__PROBLEM DETAILS__
The entire listing below must be written out word for word.

__SOURCE DATA__
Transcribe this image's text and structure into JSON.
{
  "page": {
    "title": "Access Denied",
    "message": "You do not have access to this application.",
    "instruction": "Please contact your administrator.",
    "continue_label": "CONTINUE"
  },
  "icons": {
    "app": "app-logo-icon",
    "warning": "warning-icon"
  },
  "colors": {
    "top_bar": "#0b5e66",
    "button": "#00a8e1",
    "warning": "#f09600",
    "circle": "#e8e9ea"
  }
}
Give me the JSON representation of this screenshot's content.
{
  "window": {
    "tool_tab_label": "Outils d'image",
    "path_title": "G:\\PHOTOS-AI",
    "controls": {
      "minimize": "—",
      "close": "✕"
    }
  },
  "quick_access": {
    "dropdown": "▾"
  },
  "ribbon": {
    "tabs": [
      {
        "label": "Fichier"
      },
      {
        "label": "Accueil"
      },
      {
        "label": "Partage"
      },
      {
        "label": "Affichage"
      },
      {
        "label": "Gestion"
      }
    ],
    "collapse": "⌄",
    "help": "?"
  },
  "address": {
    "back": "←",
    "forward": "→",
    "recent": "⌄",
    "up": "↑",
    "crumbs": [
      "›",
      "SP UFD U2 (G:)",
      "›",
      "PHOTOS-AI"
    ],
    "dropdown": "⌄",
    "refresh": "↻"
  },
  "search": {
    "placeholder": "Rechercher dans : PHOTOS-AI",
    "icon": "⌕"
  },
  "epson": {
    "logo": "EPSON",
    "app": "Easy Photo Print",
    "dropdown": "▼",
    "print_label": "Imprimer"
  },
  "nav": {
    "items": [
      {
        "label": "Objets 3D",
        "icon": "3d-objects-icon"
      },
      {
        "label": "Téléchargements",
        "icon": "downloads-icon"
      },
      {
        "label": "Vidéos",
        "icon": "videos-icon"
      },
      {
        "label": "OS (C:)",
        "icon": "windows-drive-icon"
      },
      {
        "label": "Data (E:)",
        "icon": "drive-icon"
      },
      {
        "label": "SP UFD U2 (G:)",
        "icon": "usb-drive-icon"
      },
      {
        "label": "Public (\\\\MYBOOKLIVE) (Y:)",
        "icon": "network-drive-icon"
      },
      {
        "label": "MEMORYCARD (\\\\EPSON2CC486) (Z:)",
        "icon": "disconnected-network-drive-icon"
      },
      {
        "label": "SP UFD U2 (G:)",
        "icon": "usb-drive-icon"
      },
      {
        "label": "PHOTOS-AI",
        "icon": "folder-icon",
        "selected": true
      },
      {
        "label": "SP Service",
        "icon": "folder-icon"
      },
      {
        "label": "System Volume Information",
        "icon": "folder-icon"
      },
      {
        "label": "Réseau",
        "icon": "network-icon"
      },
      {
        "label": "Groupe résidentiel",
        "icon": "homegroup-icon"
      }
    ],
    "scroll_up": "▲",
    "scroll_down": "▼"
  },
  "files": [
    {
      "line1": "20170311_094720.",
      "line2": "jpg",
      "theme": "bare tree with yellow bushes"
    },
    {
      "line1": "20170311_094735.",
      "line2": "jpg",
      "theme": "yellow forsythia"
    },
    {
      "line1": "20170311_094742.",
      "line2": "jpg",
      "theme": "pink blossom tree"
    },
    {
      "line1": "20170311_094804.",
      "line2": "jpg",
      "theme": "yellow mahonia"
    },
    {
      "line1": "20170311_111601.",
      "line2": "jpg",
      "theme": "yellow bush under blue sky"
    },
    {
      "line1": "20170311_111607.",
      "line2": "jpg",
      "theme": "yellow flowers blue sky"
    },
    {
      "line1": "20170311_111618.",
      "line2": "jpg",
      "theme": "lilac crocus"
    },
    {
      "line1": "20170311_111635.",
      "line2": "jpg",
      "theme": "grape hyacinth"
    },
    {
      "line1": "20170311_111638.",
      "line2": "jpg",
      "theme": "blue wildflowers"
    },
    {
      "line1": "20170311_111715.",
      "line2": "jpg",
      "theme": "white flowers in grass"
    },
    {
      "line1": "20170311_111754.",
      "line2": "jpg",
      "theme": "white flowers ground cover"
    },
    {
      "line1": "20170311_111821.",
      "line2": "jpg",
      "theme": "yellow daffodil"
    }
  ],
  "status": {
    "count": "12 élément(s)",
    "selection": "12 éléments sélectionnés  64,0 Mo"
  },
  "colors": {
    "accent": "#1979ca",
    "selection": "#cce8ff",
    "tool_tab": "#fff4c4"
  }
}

__RESULT OF THIS TASK__
Transcribe this image's text and structure into JSON.
{
  "page": {
    "title": "Access Denied",
    "message": "You do not have access to this application.",
    "instruction": "Please contact your administrator.",
    "continue_label": "CONTINUE"
  },
  "icons": {
    "app": "app-logo-icon",
    "warning": "warning-icon"
  },
  "colors": {
    "top_bar": "#0b5e66",
    "button": "#00a8e1",
    "warning": "#f09600",
    "circle": "#e8e9ea"
  }
}
Give me the JSON representation of this screenshot's content.
{
  "window": {
    "tool_tab_label": "Outils d'image",
    "path_title": "G:\\PHOTOS-AI",
    "controls": {
      "minimize": "—",
      "close": "✕"
    }
  },
  "quick_access": {
    "dropdown": "▾"
  },
  "ribbon": {
    "tabs": [
      {
        "label": "Fichier"
      },
      {
        "label": "Accueil"
      },
      {
        "label": "Partage"
      },
      {
        "label": "Affichage"
      },
      {
        "label": "Gestion"
      }
    ],
    "collapse": "⌄",
    "help": "?"
  },
  "address": {
    "back": "←",
    "forward": "→",
    "recent": "⌄",
    "up": "↑",
    "crumbs": [
      "›",
      "SP UFD U2 (G:)",
      "›",
      "PHOTOS-AI"
    ],
    "dropdown": "⌄",
    "refresh": "↻"
  },
  "search": {
    "placeholder": "Rechercher dans : PHOTOS-AI",
    "icon": "⌕"
  },
  "epson": {
    "logo": "EPSON",
    "app": "Easy Photo Print",
    "dropdown": "▼",
    "print_label": "Imprimer"
  },
  "nav": {
    "items": [
      {
        "label": "Objets 3D",
        "icon": "3d-objects-icon"
      },
      {
        "label": "Téléchargements",
        "icon": "downloads-icon"
      },
      {
        "label": "Vidéos",
        "icon": "videos-icon"
      },
      {
        "label": "OS (C:)",
        "icon": "windows-drive-icon"
      },
      {
        "label": "Data (E:)",
        "icon": "drive-icon"
      },
      {
        "label": "SP UFD U2 (G:)",
        "icon": "usb-drive-icon"
      },
      {
        "label": "Public (\\\\MYBOOKLIVE) (Y:)",
        "icon": "network-drive-icon"
      },
      {
        "label": "MEMORYCARD (\\\\EPSON2CC486) (Z:)",
        "icon": "disconnected-network-drive-icon"
      },
      {
        "label": "SP UFD U2 (G:)",
        "icon": "usb-drive-icon"
      },
      {
        "label": "PHOTOS-AI",
        "icon": "folder-icon",
        "selected": true
      },
      {
        "label": "SP Service",
        "icon": "folder-icon"
      },
      {
        "label": "System Volume Information",
        "icon": "folder-icon"
      },
      {
        "label": "Réseau",
        "icon": "network-icon"
      },
      {
        "label": "Groupe résidentiel",
        "icon": "homegroup-icon"
      }
    ],
    "scroll_up": "▲",
    "scroll_down": "▼"
  },
  "files": [
    {
      "line1": "20170311_094720.",
      "line2": "jpg",
      "theme": "bare tree with yellow bushes"
    },
    {
      "line1": "20170311_094735.",
      "line2": "jpg",
      "theme": "yellow forsythia"
    },
    {
      "line1": "20170311_094742.",
      "line2": "jpg",
      "theme": "pink blossom tree"
    },
    {
      "line1": "20170311_094804.",
      "line2": "jpg",
      "theme": "yellow mahonia"
    },
    {
      "line1": "20170311_111601.",
      "line2": "jpg",
      "theme": "yellow bush under blue sky"
    },
    {
      "line1": "20170311_111607.",
      "line2": "jpg",
      "theme": "yellow flowers blue sky"
    },
    {
      "line1": "20170311_111618.",
      "line2": "jpg",
      "theme": "lilac crocus"
    },
    {
      "line1": "20170311_111635.",
      "line2": "jpg",
      "theme": "grape hyacinth"
    },
    {
      "line1": "20170311_111638.",
      "line2": "jpg",
      "theme": "blue wildflowers"
    },
    {
      "line1": "20170311_111715.",
      "line2": "jpg",
      "theme": "white flowers in grass"
    },
    {
      "line1": "20170311_111754.",
      "line2": "jpg",
      "theme": "white flowers ground cover"
    },
    {
      "line1": "20170311_111821.",
      "line2": "jpg",
      "theme": "yellow daffodil"
    }
  ],
  "status": {
    "count": "12 élément(s)",
    "selection": "12 éléments sélectionnés  64,0 Mo"
  },
  "colors": {
    "accent": "#1979ca",
    "selection": "#cce8ff",
    "tool_tab": "#fff4c4"
  }
}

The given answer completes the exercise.